Commissioner. (Tr. 1). Having exhausted administrative
remedies, Plaintiff commenced this action under 42 U.S.C.
§ 405(g). The parties' Motions for Summary Judgment
are now ripe for review. Plaintiff claims the ALJ erred in
assessing mental RFC, weighing opinion evidence, and
assessing Plaintiff's credibility. (Doc. No. 7).
405(g) of Title 42 of the United States Code provides
judicial review of the Social Security Commissioner's
denial of social security benefits. When examining a
disability determination, a reviewing court is required to
uphold the determination when an ALJ has applied correct
legal standards and the ALJ's factual findings are
supported by substantial evidence. 42 U.S.C. § 405(g);
Westmoreland Coal Co., Inc. v. Cochran, 718 F.3d
319, 322 (4th Cir. 2013); Bird v. Comm'r of Soc. Sec.
Admin., 699 F.3d 337, 340 (4th Cir. 2012). A reviewing
court may not re-weigh conflicting evidence or make
credibility determinations because “it is not within
the province of the reviewing court to determine the weight
of the evidence, nor is it the court's function to
substitute its judgment for that of the Secretary if his
decision is supported by substantial evidence.”
Hays v. Sullivan, 907 F.2d 1453, 1456 (4th Cir.
evidence is such relevant evidence as a reasonable mind might
accept as adequate to support a conclusion.”
Johnson v. Barnhart, 434 F.3d 650, 653 (4th Cir.
2005) (alteration and internal quotation marks omitted).
“It consists of more than a mere scintilla of evidence
but may be less than a preponderance.” Pearson v.
Colvin, 810 F.3d 204, 207 (4th Cir. 2015) (internal
quotation marks omitted). We do not reweigh evidence or make
credibility determinations in evaluating whether a decision
is supported by substantial evidence; “[w]here
conflicting evidence allows reasonable minds to differ,
” we defer to the ALJ's decision. Johnson,
434 F.3d at 653.
order to establish entitlement to benefits, a claimant must
provide evidence of a medically determinable impairment that
precludes returning to past relevant work and adjustment to
other work.” Flesher v. Berryhill, 697
Fed.Appx. 212 (4th Cir. 2017) (citing 20 C.F.R. §§
404.1508, 404.1520(g)). In evaluating a disability claim, the
Commissioner uses a five-step process. 20 C.F.R. §
404.1520. Pursuant to this five-step process, the
Commissioner asks, in sequence, whether the claimant: (1)
worked during the alleged period of disability; (2) had a
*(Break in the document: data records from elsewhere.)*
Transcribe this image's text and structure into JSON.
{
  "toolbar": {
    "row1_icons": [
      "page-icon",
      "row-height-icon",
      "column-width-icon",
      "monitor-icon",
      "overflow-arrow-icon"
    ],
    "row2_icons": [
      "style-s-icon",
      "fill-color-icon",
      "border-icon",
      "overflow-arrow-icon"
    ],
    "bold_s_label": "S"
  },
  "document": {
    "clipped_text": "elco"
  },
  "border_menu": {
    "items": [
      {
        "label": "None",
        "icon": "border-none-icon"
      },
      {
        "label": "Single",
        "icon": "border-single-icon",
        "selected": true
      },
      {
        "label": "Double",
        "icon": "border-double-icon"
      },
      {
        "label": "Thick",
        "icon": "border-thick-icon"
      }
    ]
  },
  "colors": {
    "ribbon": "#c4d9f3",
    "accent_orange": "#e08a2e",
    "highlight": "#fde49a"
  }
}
severe impairment; (3) had an impairment that met or equaled
the severity of a listed impairment; (4) could return to his
past relevant work; and (5) if not, could perform any other
work in the national economy. Id.; see also
Lewis v. Berryhill, 858 F.3d 858, 861 (4th Cir. 2017)
(citing Mascio v. Colvin, 780 F.3d 632, 634 (4th
Cir. 2015); 20 C.F.R. §§ 404.1520(a)(4),
416.920(a)(4)). The claimant bears the burden of proof at
steps one through four, but the burden shifts to the
Commissioner at step five. See Lewis, 858 F.3d at
861; Monroe v. Colvin, 826 F.3d 176, 179-80 (4th
the claimant fails to demonstrate she has a disability that
meets or medically equals a listed impairment at step three,
the ALJ must assess the claimant's residual functional
capacity (“RFC”) before proceeding to step four,
which is ‘the most [the claimant] can still do despite
[her physical and mental] limitations [that affect h[er]
ability to work].'” Lewis, 858 F.3d at
861-62 (quoting 20 C.F.R. §§ ...